Where to even begin exploring all the architectural treasures Brussels holds? As you walk around town, it quickly becomes clear that the capital of Art Nouveau has much more than just Victor Horta mansions to brag about. Here is an introduction to Brussels’ architectural highlights, divided up into five styles.
It was Gustave Strauven – mentored by Horta and assistant to the creation of Hôtel van Eetvelde – who took over the Art Nouveau baton from the Modernist pioneer. His splashy Maison Saint-Cyr on Ambiorix Square reveals an unequalled commitment to wrought iron embellishments and an overall flamboyant aesthetic.
Saved by the grace of two Art Nouveau-loving owners, the former home of artist couple Paul and Caroline Cauchie is now open to the public every first weekend of the month. Most striking, however, is its façade, embellished by Paul Cauchie in the sgraffito wall paintings for which he would become known. One of the golden murals bears the words “Par nous, pour nous”, or “By us, for us”, indicating the duo’s loving decoration of their own living space.
The Musical Instrument Museum atop the Mont des Arts is one of the greatest examples of Modernism in Brussels, yet it wasn’t designed by Horta as many tourists mistakingly assume. This particular beauty is from the hand of Paul Saintenoy, who originally designed it to house the Old England department store, as the name engravings still indicate. The façade is defined by a plethora of glass, finished with wrought iron rails of plant motifs and a unique cast-iron turret.
So many Horta gems, so little time. The European capital is dotted with buildings from Belgium’s own architecture revolutionary and Art Nouveau’s leading light, Victor Horta. In case of limited time, the four townhouses selected by UNESCO to be on their World Heritage List are a good place to start. Atelier Horta, Hôtel Tassel, Hôtel Solvay and Hôtel van Eetvelde are all revolutionary in their use of industrial materials like steel and glass, wrought-iron features, meticulous wood panelling, and sunbathed living spaces.
A steamboat-shaped building rising up beside Ixelles’ most famous square and looking out over its pond, the Flagey is a fine example of Art Deco craftsmanship.
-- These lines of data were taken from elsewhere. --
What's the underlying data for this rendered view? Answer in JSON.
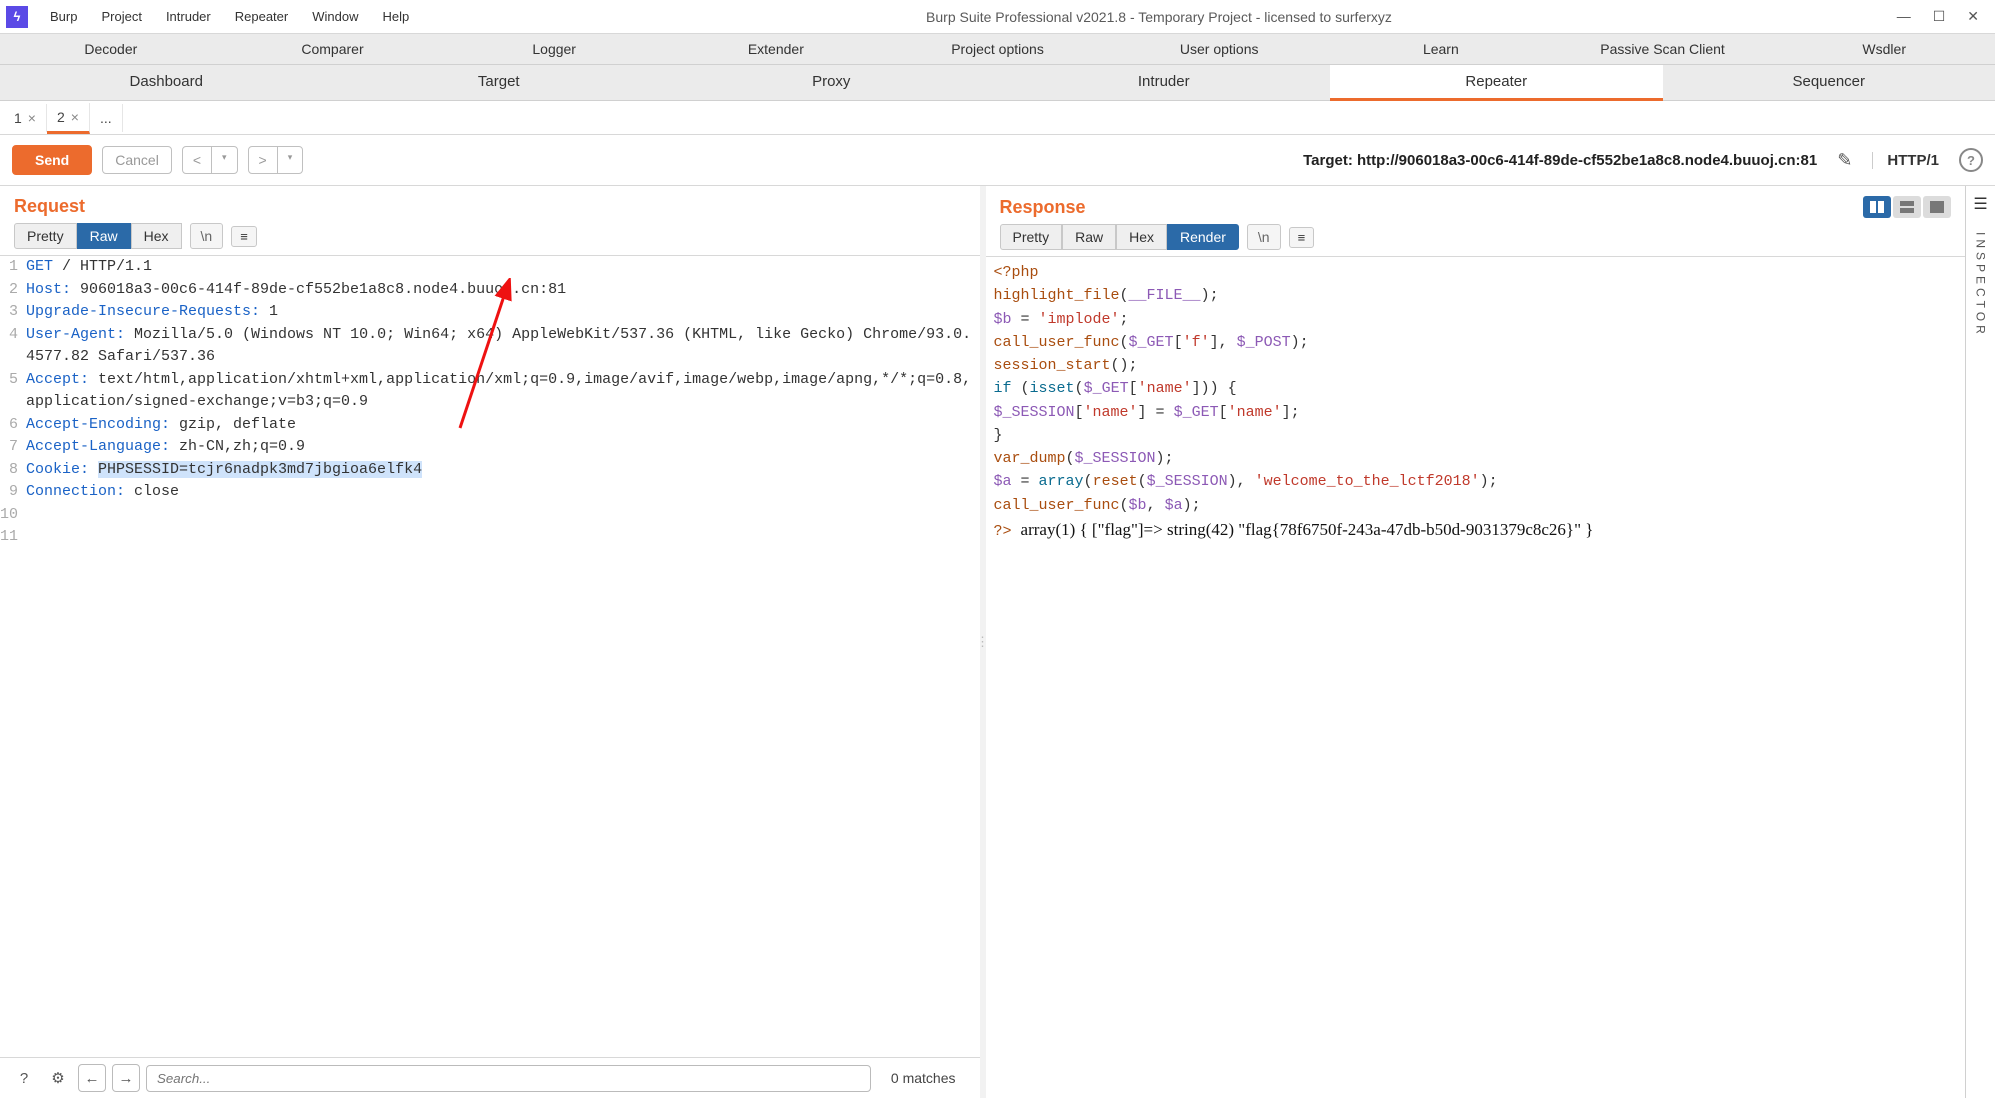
{
  "title": "Burp Suite Professional v2021.8 - Temporary Project - licensed to surferxyz",
  "menu": [
    "Burp",
    "Project",
    "Intruder",
    "Repeater",
    "Window",
    "Help"
  ],
  "tabs_row1": [
    "Decoder",
    "Comparer",
    "Logger",
    "Extender",
    "Project options",
    "User options",
    "Learn",
    "Passive Scan Client",
    "Wsdler"
  ],
  "tabs_row2": [
    "Dashboard",
    "Target",
    "Proxy",
    "Intruder",
    "Repeater",
    "Sequencer"
  ],
  "active_main_tab": "Repeater",
  "sub_tabs": [
    {
      "label": "1",
      "closable": true,
      "active": false
    },
    {
      "label": "2",
      "closable": true,
      "active": true
    },
    {
      "label": "...",
      "closable": false,
      "active": false
    }
  ],
  "action_bar": {
    "send": "Send",
    "cancel": "Cancel",
    "target_label": "Target: ",
    "target_value": "http://906018a3-00c6-414f-89de-cf552be1a8c8.node4.buuoj.cn:81",
    "http_ver": "HTTP/1"
  },
  "request": {
    "title": "Request",
    "view_tabs": [
      "Pretty",
      "Raw",
      "Hex"
    ],
    "escaped": "\\n",
    "active_view": "Raw",
    "lines": [
      {
        "n": 1,
        "t": "GET / HTTP/1.1"
      },
      {
        "n": 2,
        "t": "Host: 906018a3-00c6-414f-89de-cf552be1a8c8.node4.buuoj.cn:81"
      },
      {
        "n": 3,
        "t": "Upgrade-Insecure-Requests: 1"
      },
      {
        "n": 4,
        "t": "User-Agent: Mozilla/5.0 (Windows NT 10.0; Win64; x64) AppleWebKit/537.36 (KHTML, like Gecko) Chrome/93.0.4577.82 Safari/537.36"
      },
      {
        "n": 5,
        "t": "Accept: text/html,application/xhtml+xml,application/xml;q=0.9,image/avif,image/webp,image/apng,*/*;q=0.8,application/signed-exchange;v=b3;q=0.9"
      },
      {
        "n": 6,
        "t": "Accept-Encoding: gzip, deflate"
      },
      {
        "n": 7,
        "t": "Accept-Language: zh-CN,zh;q=0.9"
      },
      {
        "n": 8,
        "header": "Cookie: ",
        "cookie_name": "PHPSESSID=",
        "cookie_val": "tcjr6nadpk3md7jbgioa6elfk4"
      },
      {
        "n": 9,
        "t": "Connection: close"
      },
      {
        "n": 10,
        "t": ""
      },
      {
        "n": 11,
        "t": ""
      }
    ]
  },
  "response": {
    "title": "Response",
    "view_tabs": [
      "Pretty",
      "Raw",
      "Hex",
      "Render"
    ],
    "escaped": "\\n",
    "active_view": "Render",
    "php_lines": [
      "<?php",
      "highlight_file(__FILE__);",
      "$b = 'implode';",
      "call_user_func($_GET['f'], $_POST);",
      "session_start();",
      "if (isset($_GET['name'])) {",
      "    $_SESSION['name'] = $_GET['name'];",
      "}",
      "var_dump($_SESSION);",
      "$a = array(reset($_SESSION), 'welcome_to_the_lctf2018');",
      "call_user_func($b, $a);"
    ],
    "output": "?> array(1) { [\"flag\"]=> string(42) \"flag{78f6750f-243a-47db-b50d-9031379c8c26}\" }"
  },
  "statusbar": {
    "placeholder": "Search...",
    "matches": "0 matches"
  },
  "inspector": "INSPECTOR"
}
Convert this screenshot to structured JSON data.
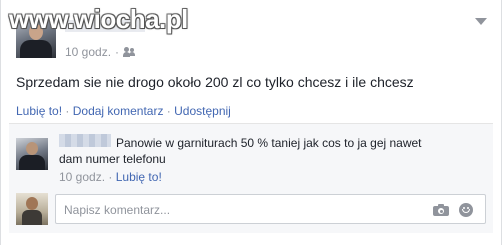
{
  "watermark": "www.wiocha.pl",
  "post": {
    "time": "10 godz.",
    "audience_icon": "friends-icon",
    "text": "Sprzedam sie nie drogo około 200 zl co tylko chcesz i ile chcesz",
    "actions": {
      "like": "Lubię to!",
      "comment": "Dodaj komentarz",
      "share": "Udostępnij",
      "separator": "·"
    }
  },
  "comments": [
    {
      "text": "Panowie w garniturach 50 % taniej jak cos to ja gej nawet dam numer telefonu",
      "time": "10 godz.",
      "like": "Lubię to!",
      "separator": "·"
    }
  ],
  "composer": {
    "placeholder": "Napisz komentarz...",
    "icons": [
      "camera-icon",
      "emoji-icon"
    ]
  },
  "colors": {
    "link": "#4267b2",
    "meta": "#90949c",
    "text": "#1d2129"
  }
}
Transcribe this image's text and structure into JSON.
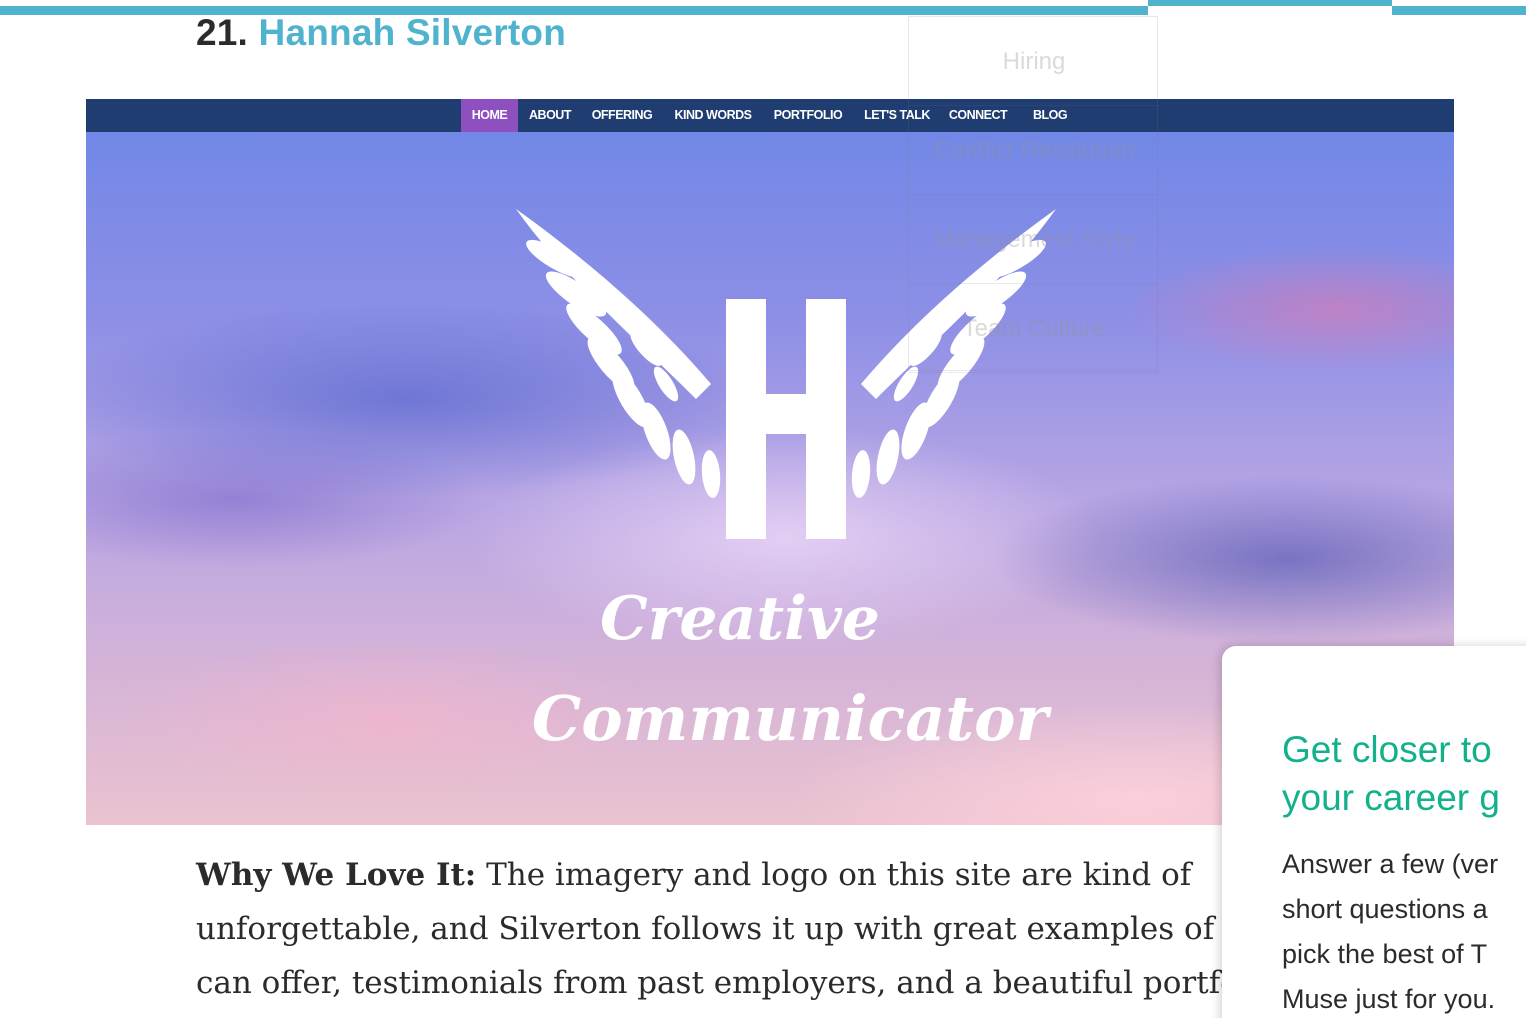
{
  "heading": {
    "number": "21.",
    "name": "Hannah Silverton"
  },
  "screenshot": {
    "nav": [
      {
        "label": "HOME",
        "active": true
      },
      {
        "label": "ABOUT"
      },
      {
        "label": "OFFERING"
      },
      {
        "label": "KIND WORDS"
      },
      {
        "label": "PORTFOLIO"
      },
      {
        "label": "LET'S TALK"
      },
      {
        "label": "CONNECT"
      },
      {
        "label": "BLOG"
      }
    ],
    "logo_letter": "H",
    "tagline_line1": "Creative",
    "tagline_line2": "Communicator"
  },
  "ghost_menu": [
    "Hiring",
    "Conflict Resolution",
    "Management Style",
    "Team Culture"
  ],
  "body": {
    "lead": "Why We Love It:",
    "line1": "The imagery and logo on this site are kind of",
    "line2": "unforgettable, and Silverton follows it up with great examples of wha",
    "line3": "can offer, testimonials from past employers, and a beautiful portfolic"
  },
  "popup": {
    "title_line1": "Get closer to",
    "title_line2": "your career g",
    "text_line1": "Answer a few (ver",
    "text_line2": "short questions a",
    "text_line3": "pick the best of T",
    "text_line4": "Muse just for you."
  },
  "colors": {
    "accent": "#4fb3ce",
    "popup_title": "#12b18b",
    "nav_bg": "#1f3d70",
    "nav_active": "#8e4fbf"
  }
}
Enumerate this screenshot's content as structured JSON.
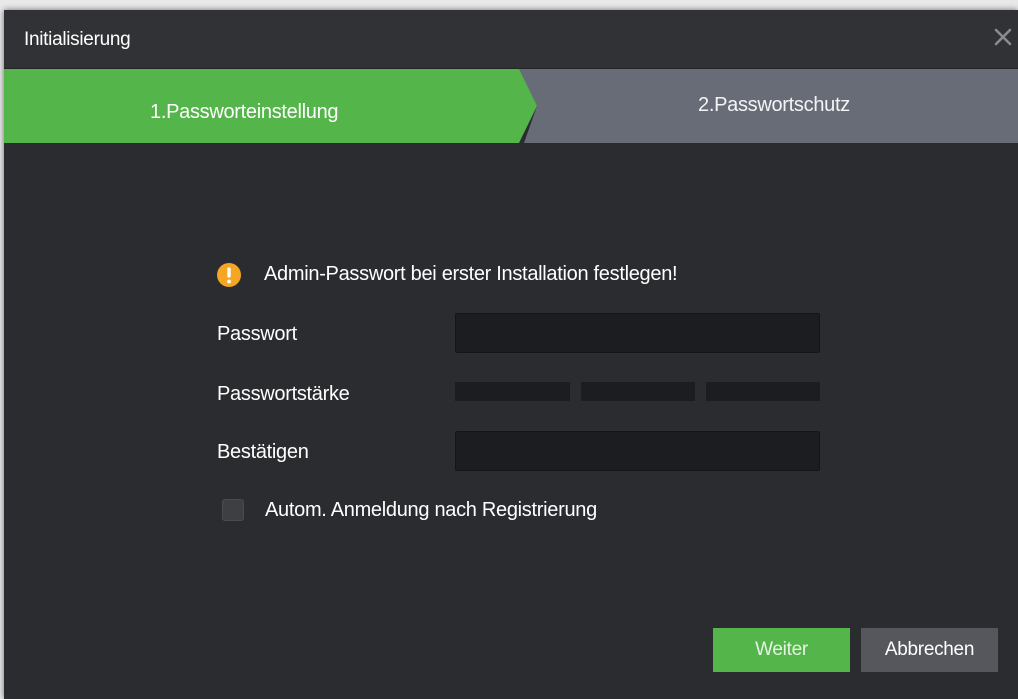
{
  "window": {
    "title": "Initialisierung"
  },
  "steps": [
    {
      "label": "1.Passworteinstellung",
      "active": true,
      "color": "#54b54a"
    },
    {
      "label": "2.Passwortschutz",
      "active": false,
      "color": "#686c76"
    }
  ],
  "form": {
    "warning": "Admin-Passwort bei erster Installation festlegen!",
    "password_label": "Passwort",
    "password_value": "",
    "strength_label": "Passwortstärke",
    "confirm_label": "Bestätigen",
    "confirm_value": "",
    "auto_login_label": "Autom. Anmeldung nach Registrierung",
    "auto_login_checked": false
  },
  "buttons": {
    "next": "Weiter",
    "cancel": "Abbrechen"
  },
  "colors": {
    "accent": "#54b54a",
    "warning": "#f5a623",
    "background": "#2b2c30"
  }
}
Besides designing its monumental look, Joseph Diongre created studios with world-class acoustics for the former national radio and television institute.
This huge edifice on the Koekelberg hill is the largest Art Deco building in the world and one of the largest basilicas. For decades, it seemed as if the ambitious masterpiece would never be completed, with construction detained by two World Wars and a persistent lack of funds. Now Albert Van Huffel’s Art Deco place of worship dominates Brussels’ western skyline with its green copper dome.
The L’Archiduc bar has known many lives. From a discreet rendez-vous place for businessmen and their lovers, to jazz temples frequented by the likes of Miles Davis, it’s easy to see why the Art Deco establishment continues to exercise such a gravitational pull. A buzzer and cast-iron door will let you enter an atmospheric setting complete with original wooden benches, rosewood bar and art gallery, all elegantly combined by F Van Ruyskensvelde.
Rebuilt after being gutted by fire, Brussels’ spacious Royal Square exudes Neoclassical grandeur to the fullest. The symmetrical building blocks that surround it and its central Godfrey of Bouillon statue include the Magritte Museum in the splendidly renovated Altenloh Hotel, the Saint Jacques-sur-Coudenberg Church, and the Royal Museums of Fine Arts.
When it comes to Gothic hallmarks, there’s no beating Brussels’ Town Hall and its façade bedecked by an army of statues. Built in the 15th century, it was restored in neo-Gothic style during the 19th century and features a 96-metre-high (315-foot-high) tower with a sculpture of the archangel Michael. Inside, the surroundings are no less ravishing. There is a mixture of styles from different eras due to the retention of the sumptuous Louis XIV rooms, but the wedding and Gothic rooms are purely neo-Gothic.
Brabantine Gothic architecture reached its apex with the completion of St Michael and St Gudula’s on top of the Treurenberg hill in the 16th century. The inside of the Cathedral – now the setting for royal weddings, funerals and Sunday carillon concerts – has been kept remarkably sober for a Gothic edifice. The eye is free to wander along the magnificent vaulted ceiling and enormous stained-glass depictions of biblical scenes.
A 19th-century flâneur’s ultimate dream, the Galeries Royales Saint-Hubert is 200 metres (656 feet) of strolling past luxurious shop displays. One of the first of its kind, the popularity of young architect Jean-Pierre Cluysenaar’s glazed arcade spoke volumes about the urban experience the modern city dweller longed – and still longs – for. The multi-purpose, Italian-style space incorporates everything from high-end boutiques to restaurants and a cinema.